Pregnant women who occasionally overindulge in a night of drinking may not be harming their fetuses but more evidence is needed to determine whether this is really the case, British researchers said on Wednesday.
A review of 14 studies also suggested children whose mothers binge drank throughout pregnancy may suffer learning problems later in life, prompting a call for further research to see if any links exist.
"Just because we haven't been able to find much evidence doesn't mean there is no effect," said Ron Gray, a clinical epidemiologist at the University of Oxford, who led the study. "Our view is there needs to be more research."
A number of studies have linked heavy drinking on a regular basis during pregnancy to stunted growth, birth defects and brain development problems.
Less clear is the effect of occasional binge drinking, which amounted to about 5 drinks in one session in the studies Gray and his team reviewed.
The researchers initially identified more than 3,500 scientific papers between 1970 and 2005 looking at pregnancy and alcohol, which they winnowed down to 14 focusing on binge drinking.

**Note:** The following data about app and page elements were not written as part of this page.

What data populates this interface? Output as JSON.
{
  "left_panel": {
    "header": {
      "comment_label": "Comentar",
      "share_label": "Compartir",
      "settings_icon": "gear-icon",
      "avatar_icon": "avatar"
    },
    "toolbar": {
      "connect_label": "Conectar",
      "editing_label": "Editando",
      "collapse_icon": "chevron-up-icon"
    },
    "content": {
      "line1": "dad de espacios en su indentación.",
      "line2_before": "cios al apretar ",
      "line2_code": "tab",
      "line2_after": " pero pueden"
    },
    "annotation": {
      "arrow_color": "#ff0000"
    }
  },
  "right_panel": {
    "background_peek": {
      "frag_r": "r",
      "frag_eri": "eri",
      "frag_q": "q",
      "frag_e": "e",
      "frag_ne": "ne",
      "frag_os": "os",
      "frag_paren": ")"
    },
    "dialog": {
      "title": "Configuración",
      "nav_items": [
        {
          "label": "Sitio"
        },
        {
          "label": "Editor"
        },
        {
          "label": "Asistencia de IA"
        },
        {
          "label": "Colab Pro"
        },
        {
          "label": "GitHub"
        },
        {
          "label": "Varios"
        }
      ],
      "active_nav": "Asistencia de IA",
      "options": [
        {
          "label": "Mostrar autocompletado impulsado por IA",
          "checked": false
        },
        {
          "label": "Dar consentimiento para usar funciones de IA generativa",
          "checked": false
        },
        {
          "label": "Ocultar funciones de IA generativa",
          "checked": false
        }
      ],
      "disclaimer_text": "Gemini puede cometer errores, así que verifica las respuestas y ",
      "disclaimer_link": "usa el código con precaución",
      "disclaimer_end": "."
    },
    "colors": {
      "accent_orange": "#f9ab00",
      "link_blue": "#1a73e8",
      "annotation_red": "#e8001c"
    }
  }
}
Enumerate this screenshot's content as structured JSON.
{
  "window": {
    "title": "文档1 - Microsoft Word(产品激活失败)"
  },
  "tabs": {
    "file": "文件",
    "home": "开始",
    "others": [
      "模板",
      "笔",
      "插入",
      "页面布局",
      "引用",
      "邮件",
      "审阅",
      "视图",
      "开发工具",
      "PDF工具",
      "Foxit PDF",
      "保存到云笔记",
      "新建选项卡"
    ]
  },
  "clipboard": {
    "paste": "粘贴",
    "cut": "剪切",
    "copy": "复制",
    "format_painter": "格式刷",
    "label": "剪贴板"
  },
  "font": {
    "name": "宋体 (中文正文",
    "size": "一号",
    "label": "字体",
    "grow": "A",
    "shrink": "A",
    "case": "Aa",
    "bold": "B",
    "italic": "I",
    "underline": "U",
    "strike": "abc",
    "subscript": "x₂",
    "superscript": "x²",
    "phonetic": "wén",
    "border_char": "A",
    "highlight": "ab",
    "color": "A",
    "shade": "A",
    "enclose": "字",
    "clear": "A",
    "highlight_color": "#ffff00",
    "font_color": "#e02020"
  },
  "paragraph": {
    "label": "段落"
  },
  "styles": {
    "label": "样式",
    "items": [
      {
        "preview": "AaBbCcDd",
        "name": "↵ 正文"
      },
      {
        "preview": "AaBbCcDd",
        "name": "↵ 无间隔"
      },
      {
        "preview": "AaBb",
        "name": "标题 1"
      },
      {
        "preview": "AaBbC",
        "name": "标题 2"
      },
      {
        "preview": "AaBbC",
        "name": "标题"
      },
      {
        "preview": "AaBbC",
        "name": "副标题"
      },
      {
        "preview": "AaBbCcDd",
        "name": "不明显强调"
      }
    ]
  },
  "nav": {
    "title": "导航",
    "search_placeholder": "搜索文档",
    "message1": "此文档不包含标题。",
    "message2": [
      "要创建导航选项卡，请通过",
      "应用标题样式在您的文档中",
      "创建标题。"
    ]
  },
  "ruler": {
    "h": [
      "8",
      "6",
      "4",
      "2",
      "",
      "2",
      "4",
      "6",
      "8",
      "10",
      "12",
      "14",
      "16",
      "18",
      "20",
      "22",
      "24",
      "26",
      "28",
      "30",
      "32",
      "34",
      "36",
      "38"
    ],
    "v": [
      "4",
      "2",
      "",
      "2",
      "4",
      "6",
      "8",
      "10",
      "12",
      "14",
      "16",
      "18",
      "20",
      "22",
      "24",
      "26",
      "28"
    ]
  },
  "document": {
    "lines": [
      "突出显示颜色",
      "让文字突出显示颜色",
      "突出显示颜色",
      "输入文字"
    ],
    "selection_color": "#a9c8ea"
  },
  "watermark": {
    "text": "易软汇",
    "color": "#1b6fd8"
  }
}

They found little substantive evidence binge drinking once in a while caused problems such as miscarriage, stillbirth, abnormal birth weight, or birth defects such as fetal alcohol syndrome.
But one study suggested binge drinking could damage brain development resulting in reduced verbal IQ, learning problems and poorer academic performance.
"However, this study only counted women as bingers if they binged throughout pregnancy, not just on a single occasion," the researchers wrote.
Animal studies have shown harmful effects from binge drinking, which means pregnant women should still take care no matter how much they consume, Gray said.
At the same time until researchers have more evidence, women who binge drink on occasion should not fret unnecessarily about potential harm they are causing to their fetuses, he added.
"When pregnant women report isolated episodes of binge-drinking in the absence of a consistently high daily alcohol intake, as is often the case, it is important to avoid inducing unnecessary anxiety as, at present, the evidence of risk seems minimal," the researchers wrote.